(Element data from apps and pages)

──────────────────────────────

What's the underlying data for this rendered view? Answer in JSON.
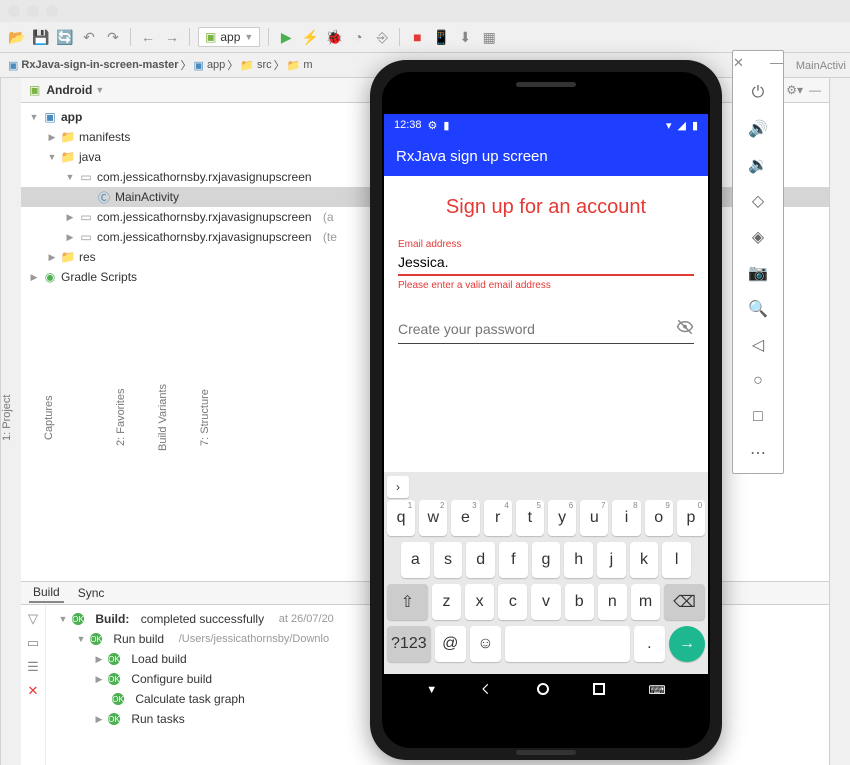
{
  "breadcrumb": {
    "items": [
      "RxJava-sign-in-screen-master",
      "app",
      "src",
      "m"
    ]
  },
  "runconfig": {
    "label": "app"
  },
  "project_selector": "Android",
  "right_file_tab": "MainActivi",
  "tree": {
    "app": "app",
    "manifests": "manifests",
    "java": "java",
    "pkg1": "com.jessicathornsby.rxjavasignupscreen",
    "mainactivity": "MainActivity",
    "pkg2": "com.jessicathornsby.rxjavasignupscreen",
    "pkg2suffix": "(a",
    "pkg3": "com.jessicathornsby.rxjavasignupscreen",
    "pkg3suffix": "(te",
    "res": "res",
    "gradle": "Gradle Scripts"
  },
  "left_tabs": {
    "project": "1: Project",
    "captures": "Captures",
    "favorites": "2: Favorites",
    "buildvariants": "Build Variants",
    "structure": "7: Structure"
  },
  "build": {
    "tab_build": "Build",
    "tab_sync": "Sync",
    "root": "Build:",
    "root_status": "completed successfully",
    "root_ts": "at 26/07/20",
    "run": "Run build",
    "run_path": "/Users/jessicathornsby/Downlo",
    "load": "Load build",
    "configure": "Configure build",
    "calc": "Calculate task graph",
    "runtasks": "Run tasks"
  },
  "phone": {
    "time": "12:38",
    "app_title": "RxJava sign up screen",
    "heading": "Sign up for an account",
    "email_label": "Email address",
    "email_value": "Jessica.",
    "email_error": "Please enter a valid email address",
    "password_placeholder": "Create your password"
  },
  "keyboard": {
    "row1": [
      "q",
      "w",
      "e",
      "r",
      "t",
      "y",
      "u",
      "i",
      "o",
      "p"
    ],
    "row1sup": [
      "1",
      "2",
      "3",
      "4",
      "5",
      "6",
      "7",
      "8",
      "9",
      "0"
    ],
    "row2": [
      "a",
      "s",
      "d",
      "f",
      "g",
      "h",
      "j",
      "k",
      "l"
    ],
    "row3": [
      "z",
      "x",
      "c",
      "v",
      "b",
      "n",
      "m"
    ],
    "sym": "?123",
    "at": "@",
    "period": "."
  }
}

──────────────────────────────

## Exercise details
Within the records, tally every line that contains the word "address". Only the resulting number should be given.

## Task output
2